_TASK PROMPT_
Match the string "tscn" against each line below, and copy every line that matches.

Dataset rows describing interfaces
__________
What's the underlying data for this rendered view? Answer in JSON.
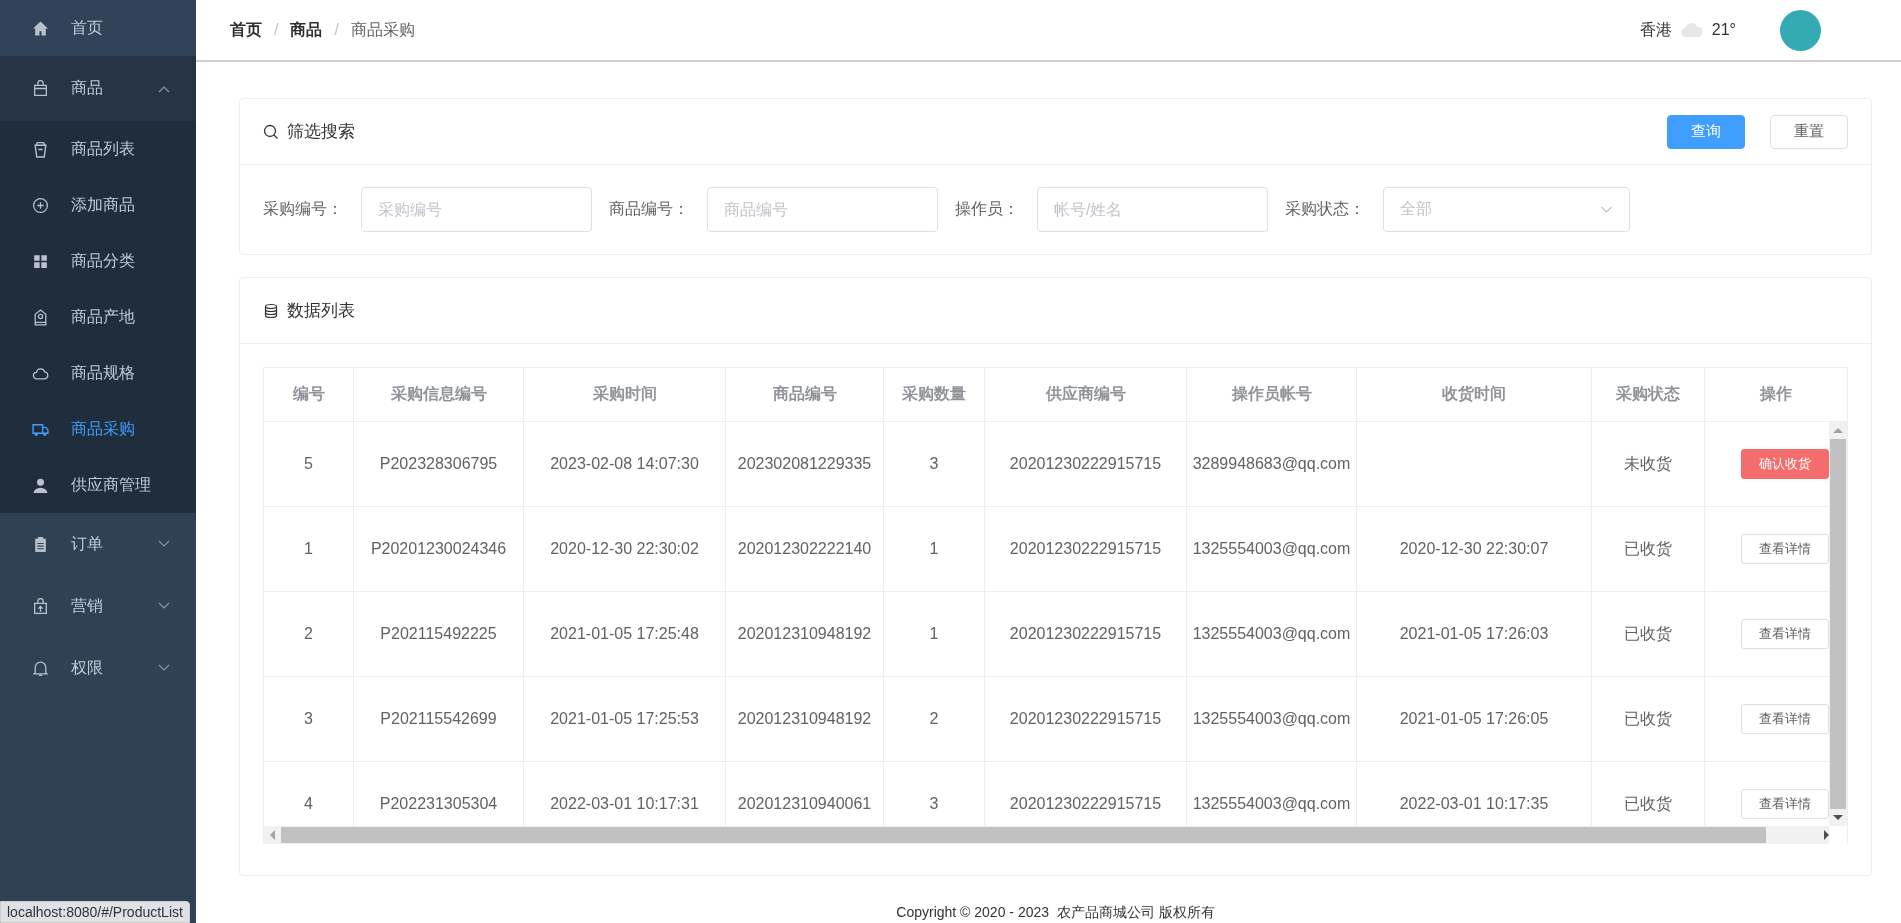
{
  "sidebar": {
    "items": [
      {
        "label": "首页",
        "selected": false
      },
      {
        "label": "商品",
        "expanded": true,
        "selected": false,
        "children": [
          {
            "label": "商品列表",
            "selected": false
          },
          {
            "label": "添加商品",
            "selected": false
          },
          {
            "label": "商品分类",
            "selected": false
          },
          {
            "label": "商品产地",
            "selected": false
          },
          {
            "label": "商品规格",
            "selected": false
          },
          {
            "label": "商品采购",
            "selected": true
          },
          {
            "label": "供应商管理",
            "selected": false
          }
        ]
      },
      {
        "label": "订单",
        "expanded": false,
        "selected": false
      },
      {
        "label": "营销",
        "expanded": false,
        "selected": false
      },
      {
        "label": "权限",
        "expanded": false,
        "selected": false
      }
    ]
  },
  "header": {
    "breadcrumb": [
      "首页",
      "商品",
      "商品采购"
    ],
    "separator": "/",
    "city": "香港",
    "temperature": "21°"
  },
  "filter": {
    "title": "筛选搜索",
    "buttons": [
      {
        "label": "查询",
        "kind": "primary"
      },
      {
        "label": "重置",
        "kind": "plain"
      }
    ],
    "fields": [
      {
        "label": "采购编号：",
        "placeholder": "采购编号",
        "kind": "input"
      },
      {
        "label": "商品编号：",
        "placeholder": "商品编号",
        "kind": "input"
      },
      {
        "label": "操作员：",
        "placeholder": "帐号/姓名",
        "kind": "input"
      },
      {
        "label": "采购状态：",
        "placeholder": "全部",
        "kind": "select"
      }
    ]
  },
  "list": {
    "title": "数据列表",
    "table": {
      "columns": [
        "编号",
        "采购信息编号",
        "采购时间",
        "商品编号",
        "采购数量",
        "供应商编号",
        "操作员帐号",
        "收货时间",
        "采购状态",
        "操作"
      ],
      "rows": [
        {
          "cells": [
            "5",
            "P202328306795",
            "2023-02-08 14:07:30",
            "202302081229335",
            "3",
            "20201230222915715",
            "3289948683@qq.com",
            "",
            "未收货"
          ],
          "action": {
            "label": "确认收货",
            "kind": "danger"
          }
        },
        {
          "cells": [
            "1",
            "P20201230024346",
            "2020-12-30 22:30:02",
            "202012302222140",
            "1",
            "20201230222915715",
            "1325554003@qq.com",
            "2020-12-30 22:30:07",
            "已收货"
          ],
          "action": {
            "label": "查看详情",
            "kind": "plain"
          }
        },
        {
          "cells": [
            "2",
            "P202115492225",
            "2021-01-05 17:25:48",
            "202012310948192",
            "1",
            "20201230222915715",
            "1325554003@qq.com",
            "2021-01-05 17:26:03",
            "已收货"
          ],
          "action": {
            "label": "查看详情",
            "kind": "plain"
          }
        },
        {
          "cells": [
            "3",
            "P202115542699",
            "2021-01-05 17:25:53",
            "202012310948192",
            "2",
            "20201230222915715",
            "1325554003@qq.com",
            "2021-01-05 17:26:05",
            "已收货"
          ],
          "action": {
            "label": "查看详情",
            "kind": "plain"
          }
        },
        {
          "cells": [
            "4",
            "P202231305304",
            "2022-03-01 10:17:31",
            "202012310940061",
            "3",
            "20201230222915715",
            "1325554003@qq.com",
            "2022-03-01 10:17:35",
            "已收货"
          ],
          "action": {
            "label": "查看详情",
            "kind": "plain"
          }
        }
      ]
    }
  },
  "footer": "Copyright © 2020 - 2023  农产品商城公司 版权所有",
  "status_url": "localhost:8080/#/ProductList"
}
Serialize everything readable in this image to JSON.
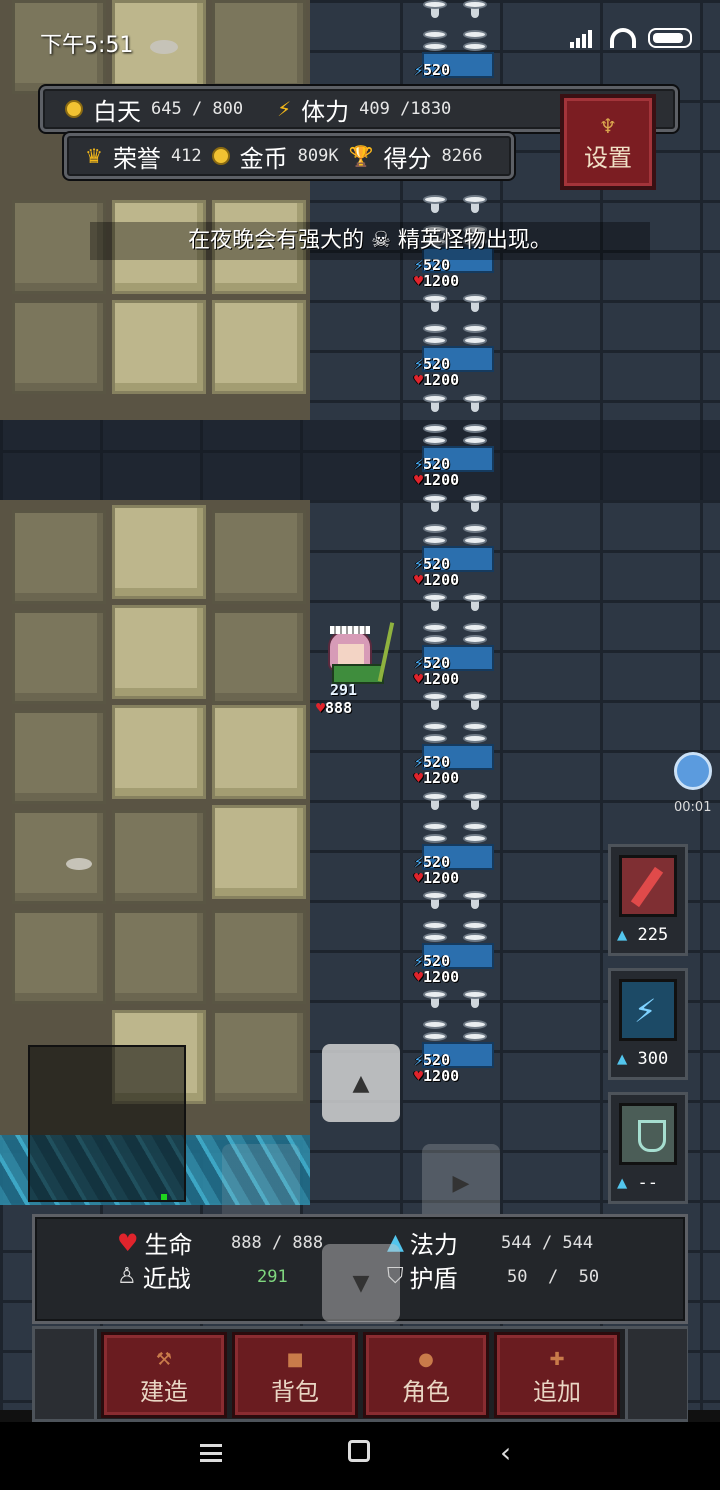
{
  "status_bar": {
    "time": "下午5:51"
  },
  "hud": {
    "day_label": "白天",
    "day_value": "645 / 800",
    "stamina_label": "体力",
    "stamina_value": "409 /1830",
    "honor_label": "荣誉",
    "honor_value": "412",
    "gold_label": "金币",
    "gold_value": "809K",
    "score_label": "得分",
    "score_value": "8266",
    "settings_label": "设置"
  },
  "notice": "在夜晚会有强大的 ☠ 精英怪物出现。",
  "turret": {
    "attack": "520",
    "hp": "1200"
  },
  "player": {
    "attack": "291",
    "hp": "888"
  },
  "skills": [
    {
      "name": "sword-skill",
      "cost": "225"
    },
    {
      "name": "lightning-skill",
      "cost": "300"
    },
    {
      "name": "shield-skill",
      "cost": "--"
    }
  ],
  "record_time": "00:01",
  "stats": {
    "life_label": "生命",
    "life_value": "888 / 888",
    "melee_label": "近战",
    "melee_value": "291",
    "mana_label": "法力",
    "mana_value": "544 / 544",
    "shield_label": "护盾",
    "shield_value": "50  /  50"
  },
  "menu": {
    "build": "建造",
    "bag": "背包",
    "character": "角色",
    "add": "追加"
  },
  "colors": {
    "accent_red": "#6a1c20",
    "gold": "#f1c232",
    "mana": "#53c6ee",
    "health": "#e0242c"
  }
}
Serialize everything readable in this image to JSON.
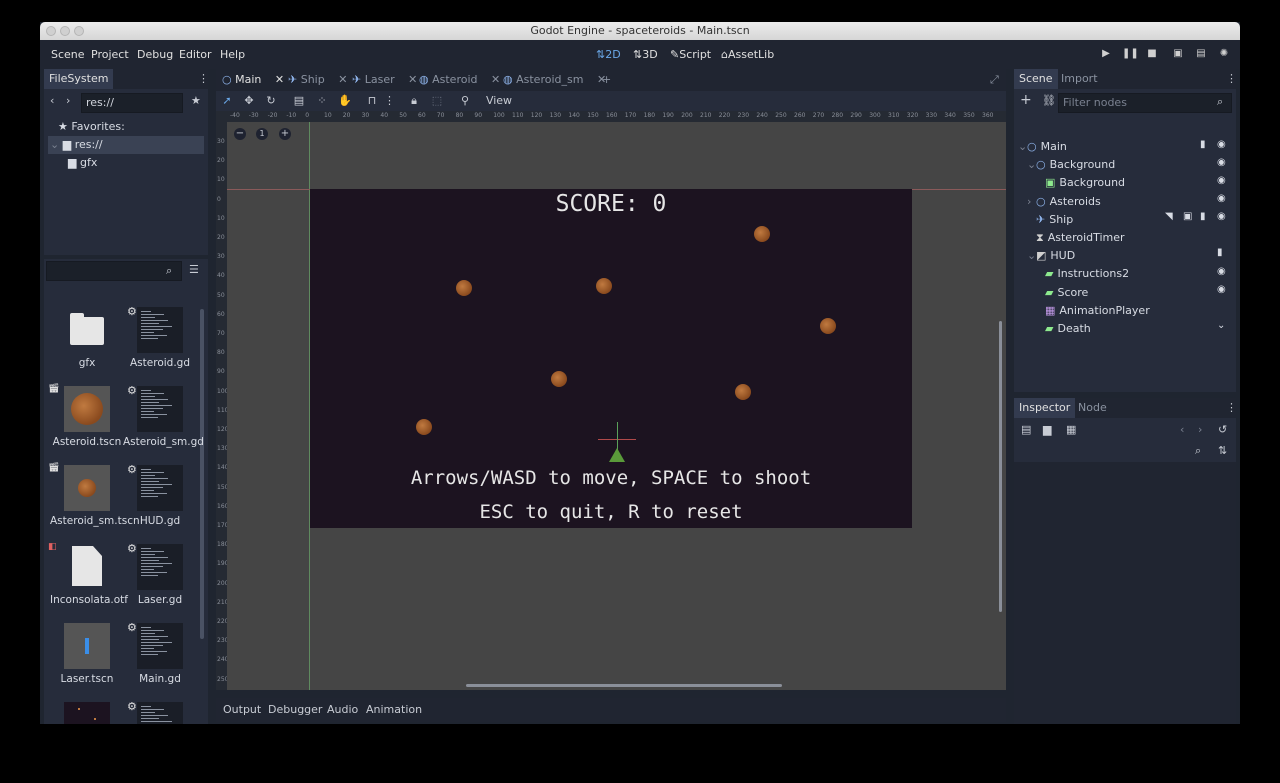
{
  "window": {
    "title": "Godot Engine - spaceteroids - Main.tscn"
  },
  "menus": [
    "Scene",
    "Project",
    "Debug",
    "Editor",
    "Help"
  ],
  "workspaces": [
    {
      "label": "2D",
      "active": true
    },
    {
      "label": "3D",
      "active": false
    },
    {
      "label": "Script",
      "active": false
    },
    {
      "label": "AssetLib",
      "active": false
    }
  ],
  "filesystem": {
    "tab": "FileSystem",
    "path": "res://",
    "tree": [
      {
        "label": "Favorites:",
        "icon": "star-icon"
      },
      {
        "label": "res://",
        "icon": "folder-icon",
        "selected": true
      },
      {
        "label": "gfx",
        "icon": "folder-icon"
      }
    ],
    "files": [
      {
        "name": "gfx",
        "type": "folder"
      },
      {
        "name": "Asteroid.gd",
        "type": "script"
      },
      {
        "name": "Asteroid.tscn",
        "type": "scene-asteroid"
      },
      {
        "name": "Asteroid_sm.gd",
        "type": "script"
      },
      {
        "name": "Asteroid_sm.tscn",
        "type": "scene-asteroid-small"
      },
      {
        "name": "HUD.gd",
        "type": "script"
      },
      {
        "name": "Inconsolata.otf",
        "type": "font"
      },
      {
        "name": "Laser.gd",
        "type": "script"
      },
      {
        "name": "Laser.tscn",
        "type": "scene-laser"
      },
      {
        "name": "Main.gd",
        "type": "script"
      },
      {
        "name": "",
        "type": "scene-main"
      },
      {
        "name": "",
        "type": "script"
      }
    ]
  },
  "editor_tabs": [
    {
      "label": "Main",
      "active": true
    },
    {
      "label": "Ship",
      "active": false
    },
    {
      "label": "Laser",
      "active": false
    },
    {
      "label": "Asteroid",
      "active": false
    },
    {
      "label": "Asteroid_sm",
      "active": false
    }
  ],
  "toolbar": {
    "view_label": "View"
  },
  "ruler_h": [
    "-40",
    "-30",
    "-20",
    "-10",
    "0",
    "10",
    "20",
    "30",
    "40",
    "50",
    "60",
    "70",
    "80",
    "90",
    "100",
    "110",
    "120",
    "130",
    "140",
    "150",
    "160",
    "170",
    "180",
    "190",
    "200",
    "210",
    "220",
    "230",
    "240",
    "250",
    "260",
    "270",
    "280",
    "290",
    "300",
    "310",
    "320",
    "330",
    "340",
    "350",
    "360"
  ],
  "ruler_v": [
    "30",
    "20",
    "10",
    "0",
    "10",
    "20",
    "30",
    "40",
    "50",
    "60",
    "70",
    "80",
    "90",
    "100",
    "110",
    "120",
    "130",
    "140",
    "150",
    "160",
    "170",
    "180",
    "190",
    "200",
    "210",
    "220",
    "230",
    "240",
    "250",
    "260"
  ],
  "zoom_label": "1",
  "game": {
    "score": "SCORE: 0",
    "instructions_1": "Arrows/WASD to move, SPACE to shoot",
    "instructions_2": "ESC to quit, R to reset"
  },
  "bottom_tabs": [
    "Output",
    "Debugger",
    "Audio",
    "Animation"
  ],
  "scene": {
    "tabs": [
      "Scene",
      "Import"
    ],
    "filter_placeholder": "Filter nodes",
    "nodes": [
      {
        "label": "Main",
        "indent": 0,
        "arrow": "v",
        "icon": "node2d-icon",
        "color": "#8eb3ea"
      },
      {
        "label": "Background",
        "indent": 1,
        "arrow": "v",
        "icon": "node2d-icon",
        "color": "#8eb3ea"
      },
      {
        "label": "Background",
        "indent": 2,
        "arrow": "",
        "icon": "texturerect-icon",
        "color": "#8eea8e"
      },
      {
        "label": "Asteroids",
        "indent": 1,
        "arrow": ">",
        "icon": "node2d-icon",
        "color": "#8eb3ea"
      },
      {
        "label": "Ship",
        "indent": 1,
        "arrow": "",
        "icon": "ship-icon",
        "color": "#8eb3ea"
      },
      {
        "label": "AsteroidTimer",
        "indent": 1,
        "arrow": "",
        "icon": "timer-icon",
        "color": "#d0d0d0"
      },
      {
        "label": "HUD",
        "indent": 1,
        "arrow": "v",
        "icon": "canvaslayer-icon",
        "color": "#d0d0d0"
      },
      {
        "label": "Instructions2",
        "indent": 2,
        "arrow": "",
        "icon": "label-icon",
        "color": "#8eea8e"
      },
      {
        "label": "Score",
        "indent": 2,
        "arrow": "",
        "icon": "label-icon",
        "color": "#8eea8e"
      },
      {
        "label": "AnimationPlayer",
        "indent": 2,
        "arrow": "",
        "icon": "animationplayer-icon",
        "color": "#c49aea"
      },
      {
        "label": "Death",
        "indent": 2,
        "arrow": "",
        "icon": "label-icon",
        "color": "#8eea8e"
      }
    ]
  },
  "inspector": {
    "tabs": [
      "Inspector",
      "Node"
    ]
  }
}
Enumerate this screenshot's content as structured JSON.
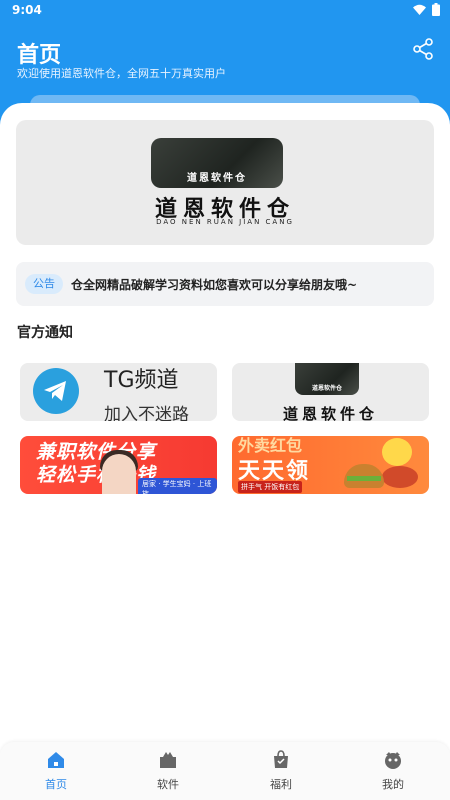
{
  "status_bar": {
    "time": "9:04"
  },
  "header": {
    "title": "首页",
    "subtitle": "欢迎使用道恩软件仓，全网五十万真实用户"
  },
  "banner": {
    "photo_caption": "道恩软件仓",
    "logo_text": "道恩软件仓",
    "pinyin": "DAO NEN RUAN JIAN CANG"
  },
  "notice": {
    "badge": "公告",
    "text": "仓全网精品破解学习资料如您喜欢可以分享给朋友哦~"
  },
  "section": {
    "title": "官方通知"
  },
  "cards": {
    "tg": {
      "title": "TG频道",
      "subtitle": "加入不迷路"
    },
    "logo": {
      "caption": "道恩软件仓",
      "text": "道恩软件仓"
    },
    "job": {
      "line1": "兼职软件分享",
      "line2": "轻松手机赚钱",
      "tags": "居家 · 学生宝妈 · 上班族"
    },
    "food": {
      "line1": "外卖红包",
      "line2": "天天领",
      "tag": "拼手气 开饭有红包"
    }
  },
  "nav": {
    "items": [
      {
        "label": "首页",
        "icon": "home-icon"
      },
      {
        "label": "软件",
        "icon": "box-icon"
      },
      {
        "label": "福利",
        "icon": "bag-icon"
      },
      {
        "label": "我的",
        "icon": "profile-icon"
      }
    ],
    "active_color": "#2f8ae8",
    "inactive_color": "#666666"
  },
  "colors": {
    "primary": "#2196f0",
    "notice_badge_bg": "#d9ebfc"
  }
}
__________
_RESPONSE BELOW_
    "title": "Godot Engine - spaceteroids - Main.tscn"
        "name": "Asteroid.tscn",
        "name": "Asteroid_sm.tscn",
        "name": "Laser.tscn",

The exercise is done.